Finally, the status of the name O. clarus clarionensis  remains to be absolutely determined. The name was provided by Wheeler (1934) for an insular population on Clarión Island (about 700 km WSW from the tip of Baja) of what he considered to be O. haematodus  . Wheeler erected the subspecies based on the larger size, broader head, and smoother posterolateral head corners than compared to O. haematoda  (an artificial assembly not recognized as such at the time). Taylor and Wilson (1962) synonymized the subspecies with O. clarus  without discussion, and the population has been noted as “typical for O. clarus  by Brown (1976). Examination of one of the cotypes at the MCZ does not reveal any salient distinctions of the Clarión Island population from mainland O. clarus  . The synonymy is thus tentatively confirmed here; however, it would be valuable to sequence genetic material of the Clarión Island population of O. clarus  to compare to material from across the species’ range.

The first report of Odontomachus clarus  from Louisiana was based on specimens collected in Provencal in Natchitoches Parish ( Smith 1939). Unfortunately, we were unable to locate Smith’s specimens to verify this record. Subsequent authorities implicitly questioned this disjunct record: Brown (1976) omitted it entirely from his lengthy monograph, and this record was later omitted by Deyrup and Cover (2004). Smith's efforts were later vindicated, however, as specimens of O. clarus  were collected nesting under large rocks in sandy soil in the Kisatchie National Forest in Natchitoches Parish just 20 km SW of where Smith reported this species ( Adams et al. 2010). Similarly, in Texas, nesting sites are typically in dry sites. In Arizona, its nesting habits appear more flexible, as it has been collected under rocks and grass tussocks in dry to mesic habitats ( Deyrup and Cover 2004). These differences in nest site selection may yet reveal whether the “ coninodis  populations represent a distinct species, although this seems unlikely. Regardless of the results of increased sampling and molecular work on the Arizona populations, the Louisiana populations of O. clarus  would certainly retain that specific epithet as the type series was collected from Texas.


Archbold Biological Station
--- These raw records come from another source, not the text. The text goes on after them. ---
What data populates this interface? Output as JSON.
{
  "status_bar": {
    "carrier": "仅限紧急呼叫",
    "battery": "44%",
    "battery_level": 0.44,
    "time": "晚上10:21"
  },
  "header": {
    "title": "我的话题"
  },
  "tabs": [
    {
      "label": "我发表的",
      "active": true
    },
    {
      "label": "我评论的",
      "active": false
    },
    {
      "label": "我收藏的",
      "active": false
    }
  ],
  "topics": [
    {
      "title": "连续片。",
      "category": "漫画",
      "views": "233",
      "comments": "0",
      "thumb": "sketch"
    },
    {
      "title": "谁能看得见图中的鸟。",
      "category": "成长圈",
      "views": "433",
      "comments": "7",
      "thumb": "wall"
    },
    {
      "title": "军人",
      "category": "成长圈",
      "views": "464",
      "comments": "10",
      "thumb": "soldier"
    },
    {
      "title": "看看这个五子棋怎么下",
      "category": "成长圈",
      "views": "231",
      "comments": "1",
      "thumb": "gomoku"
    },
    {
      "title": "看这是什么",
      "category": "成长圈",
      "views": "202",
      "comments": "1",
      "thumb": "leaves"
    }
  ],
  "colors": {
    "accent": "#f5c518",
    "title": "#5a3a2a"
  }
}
Natural History Museum of Los Angeles County


Louisiana State Arthropod Museum


R. M. Bohart Museum of Entomology


Museum of Comparative Zoology














Odontomachus clarus Roger, 1861

Macgown, Joe A., Boudinot, Brendon, Deyrup, Mark & Sorger, D. Magdalena 2014

Odontomachus haematodus

Brown 1976: 103
Brown 1976: 103
Wheeler 1915: 391

Odontomachus haemataoda

Taylor 1962: 142
Wheeler 1934: 141

Odontomachus clarus

Petralia 1980: 381
Brown 1976: 136
Taylor 1962: 142
Smith 1939: 129
Wheeler 1914: 40
Emery 1911: 115
Wheeler 1908: 407
Patton 1894: 618
Roger 1861: 26

Odontomachus texana

Wheeler 1902: 26
Emery 1895: 268